* Required work:
Give the records again, every one, exactly.

:: Provided data ::

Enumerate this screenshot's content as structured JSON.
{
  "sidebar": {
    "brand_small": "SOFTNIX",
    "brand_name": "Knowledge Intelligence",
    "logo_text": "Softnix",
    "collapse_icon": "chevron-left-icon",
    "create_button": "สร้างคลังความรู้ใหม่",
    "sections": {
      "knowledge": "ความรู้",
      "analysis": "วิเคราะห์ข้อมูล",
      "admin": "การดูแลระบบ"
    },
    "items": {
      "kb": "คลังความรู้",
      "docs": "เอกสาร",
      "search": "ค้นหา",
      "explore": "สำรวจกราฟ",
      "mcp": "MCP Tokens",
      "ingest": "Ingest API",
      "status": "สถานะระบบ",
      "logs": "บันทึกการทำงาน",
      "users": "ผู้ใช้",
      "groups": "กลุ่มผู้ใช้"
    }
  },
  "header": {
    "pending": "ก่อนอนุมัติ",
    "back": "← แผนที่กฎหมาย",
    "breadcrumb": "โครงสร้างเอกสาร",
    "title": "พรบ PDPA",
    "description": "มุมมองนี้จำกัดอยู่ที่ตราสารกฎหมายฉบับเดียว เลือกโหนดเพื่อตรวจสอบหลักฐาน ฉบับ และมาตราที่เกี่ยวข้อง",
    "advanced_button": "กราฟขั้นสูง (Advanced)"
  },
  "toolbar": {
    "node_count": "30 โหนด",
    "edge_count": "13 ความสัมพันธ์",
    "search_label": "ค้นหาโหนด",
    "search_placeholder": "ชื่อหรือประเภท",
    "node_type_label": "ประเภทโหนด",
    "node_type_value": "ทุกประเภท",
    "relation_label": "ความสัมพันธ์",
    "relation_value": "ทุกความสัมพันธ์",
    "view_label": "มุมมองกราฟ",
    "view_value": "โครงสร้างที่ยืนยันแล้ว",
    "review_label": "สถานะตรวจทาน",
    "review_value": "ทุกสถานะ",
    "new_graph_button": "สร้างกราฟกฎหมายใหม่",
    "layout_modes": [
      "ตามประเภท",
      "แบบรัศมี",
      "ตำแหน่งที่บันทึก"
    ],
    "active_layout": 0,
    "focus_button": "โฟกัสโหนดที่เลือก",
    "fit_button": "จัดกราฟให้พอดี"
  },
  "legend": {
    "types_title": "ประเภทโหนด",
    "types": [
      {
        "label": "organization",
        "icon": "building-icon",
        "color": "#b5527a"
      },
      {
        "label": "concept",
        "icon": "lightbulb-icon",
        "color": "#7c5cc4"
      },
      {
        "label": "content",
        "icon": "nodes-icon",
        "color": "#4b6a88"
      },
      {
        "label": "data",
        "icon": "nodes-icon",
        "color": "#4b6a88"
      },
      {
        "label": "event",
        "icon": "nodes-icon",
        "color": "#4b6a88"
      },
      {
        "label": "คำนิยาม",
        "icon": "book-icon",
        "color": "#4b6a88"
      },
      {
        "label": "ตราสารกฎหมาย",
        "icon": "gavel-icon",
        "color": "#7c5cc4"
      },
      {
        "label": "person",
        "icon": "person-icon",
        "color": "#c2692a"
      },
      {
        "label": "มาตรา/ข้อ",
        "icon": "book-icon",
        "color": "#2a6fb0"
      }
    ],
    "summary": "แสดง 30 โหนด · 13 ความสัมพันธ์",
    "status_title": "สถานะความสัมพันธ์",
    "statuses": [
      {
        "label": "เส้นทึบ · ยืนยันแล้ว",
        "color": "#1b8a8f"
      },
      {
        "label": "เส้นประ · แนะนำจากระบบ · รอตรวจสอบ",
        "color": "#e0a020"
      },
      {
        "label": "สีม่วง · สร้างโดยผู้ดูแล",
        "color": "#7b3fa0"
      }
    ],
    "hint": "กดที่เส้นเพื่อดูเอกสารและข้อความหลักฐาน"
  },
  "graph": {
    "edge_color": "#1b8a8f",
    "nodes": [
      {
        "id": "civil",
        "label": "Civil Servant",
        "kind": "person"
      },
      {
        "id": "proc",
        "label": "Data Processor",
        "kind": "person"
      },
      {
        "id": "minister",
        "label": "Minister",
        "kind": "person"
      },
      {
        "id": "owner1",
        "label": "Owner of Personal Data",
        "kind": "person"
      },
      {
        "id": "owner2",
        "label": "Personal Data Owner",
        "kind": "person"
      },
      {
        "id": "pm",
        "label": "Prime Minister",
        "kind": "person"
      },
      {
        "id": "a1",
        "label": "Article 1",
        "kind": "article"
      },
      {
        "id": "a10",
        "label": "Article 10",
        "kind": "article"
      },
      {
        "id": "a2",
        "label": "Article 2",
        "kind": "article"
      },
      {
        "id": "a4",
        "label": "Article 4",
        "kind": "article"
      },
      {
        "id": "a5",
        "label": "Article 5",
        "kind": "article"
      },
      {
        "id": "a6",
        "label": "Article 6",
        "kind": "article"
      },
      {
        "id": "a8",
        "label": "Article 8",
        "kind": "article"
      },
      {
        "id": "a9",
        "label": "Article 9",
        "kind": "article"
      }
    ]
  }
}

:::

* Worked solution:
Enumerate this screenshot's content as structured JSON.
{
  "sidebar": {
    "brand_small": "SOFTNIX",
    "brand_name": "Knowledge Intelligence",
    "logo_text": "Softnix",
    "collapse_icon": "chevron-left-icon",
    "create_button": "สร้างคลังความรู้ใหม่",
    "sections": {
      "knowledge": "ความรู้",
      "analysis": "วิเคราะห์ข้อมูล",
      "admin": "การดูแลระบบ"
    },
    "items": {
      "kb": "คลังความรู้",
      "docs": "เอกสาร",
      "search": "ค้นหา",
      "explore": "สำรวจกราฟ",
      "mcp": "MCP Tokens",
      "ingest": "Ingest API",
      "status": "สถานะระบบ",
      "logs": "บันทึกการทำงาน",
      "users": "ผู้ใช้",
      "groups": "กลุ่มผู้ใช้"
    }
  },
  "header": {
    "pending": "ก่อนอนุมัติ",
    "back": "← แผนที่กฎหมาย",
    "breadcrumb": "โครงสร้างเอกสาร",
    "title": "พรบ PDPA",
    "description": "มุมมองนี้จำกัดอยู่ที่ตราสารกฎหมายฉบับเดียว เลือกโหนดเพื่อตรวจสอบหลักฐาน ฉบับ และมาตราที่เกี่ยวข้อง",
    "advanced_button": "กราฟขั้นสูง (Advanced)"
  },
  "toolbar": {
    "node_count": "30 โหนด",
    "edge_count": "13 ความสัมพันธ์",
    "search_label": "ค้นหาโหนด",
    "search_placeholder": "ชื่อหรือประเภท",
    "node_type_label": "ประเภทโหนด",
    "node_type_value": "ทุกประเภท",
    "relation_label": "ความสัมพันธ์",
    "relation_value": "ทุกความสัมพันธ์",
    "view_label": "มุมมองกราฟ",
    "view_value": "โครงสร้างที่ยืนยันแล้ว",
    "review_label": "สถานะตรวจทาน",
    "review_value": "ทุกสถานะ",
    "new_graph_button": "สร้างกราฟกฎหมายใหม่",
    "layout_modes": [
      "ตามประเภท",
      "แบบรัศมี",
      "ตำแหน่งที่บันทึก"
    ],
    "active_layout": 0,
    "focus_button": "โฟกัสโหนดที่เลือก",
    "fit_button": "จัดกราฟให้พอดี"
  },
  "legend": {
    "types_title": "ประเภทโหนด",
    "types": [
      {
        "label": "organization",
        "icon": "building-icon",
        "color": "#b5527a"
      },
      {
        "label": "concept",
        "icon": "lightbulb-icon",
        "color": "#7c5cc4"
      },
      {
        "label": "content",
        "icon": "nodes-icon",
        "color": "#4b6a88"
      },
      {
        "label": "data",
        "icon": "nodes-icon",
        "color": "#4b6a88"
      },
      {
        "label": "event",
        "icon": "nodes-icon",
        "color": "#4b6a88"
      },
      {
        "label": "คำนิยาม",
        "icon": "book-icon",
        "color": "#4b6a88"
      },
      {
        "label": "ตราสารกฎหมาย",
        "icon": "gavel-icon",
        "color": "#7c5cc4"
      },
      {
        "label": "person",
        "icon": "person-icon",
        "color": "#c2692a"
      },
      {
        "label": "มาตรา/ข้อ",
        "icon": "book-icon",
        "color": "#2a6fb0"
      }
    ],
    "summary": "แสดง 30 โหนด · 13 ความสัมพันธ์",
    "status_title": "สถานะความสัมพันธ์",
    "statuses": [
      {
        "label": "เส้นทึบ · ยืนยันแล้ว",
        "color": "#1b8a8f"
      },
      {
        "label": "เส้นประ · แนะนำจากระบบ · รอตรวจสอบ",
        "color": "#e0a020"
      },
      {
        "label": "สีม่วง · สร้างโดยผู้ดูแล",
        "color": "#7b3fa0"
      }
    ],
    "hint": "กดที่เส้นเพื่อดูเอกสารและข้อความหลักฐาน"
  },
  "graph": {
    "edge_color": "#1b8a8f",
    "nodes": [
      {
        "id": "civil",
        "label": "Civil Servant",
        "kind": "person"
      },
      {
        "id": "proc",
        "label": "Data Processor",
        "kind": "person"
      },
      {
        "id": "minister",
        "label": "Minister",
        "kind": "person"
      },
      {
        "id": "owner1",
        "label": "Owner of Personal Data",
        "kind": "person"
      },
      {
        "id": "owner2",
        "label": "Personal Data Owner",
        "kind": "person"
      },
      {
        "id": "pm",
        "label": "Prime Minister",
        "kind": "person"
      },
      {
        "id": "a1",
        "label": "Article 1",
        "kind": "article"
      },
      {
        "id": "a10",
        "label": "Article 10",
        "kind": "article"
      },
      {
        "id": "a2",
        "label": "Article 2",
        "kind": "article"
      },
      {
        "id": "a4",
        "label": "Article 4",
        "kind": "article"
      },
      {
        "id": "a5",
        "label": "Article 5",
        "kind": "article"
      },
      {
        "id": "a6",
        "label": "Article 6",
        "kind": "article"
      },
      {
        "id": "a8",
        "label": "Article 8",
        "kind": "article"
      },
      {
        "id": "a9",
        "label": "Article 9",
        "kind": "article"
      }
    ]
  }
}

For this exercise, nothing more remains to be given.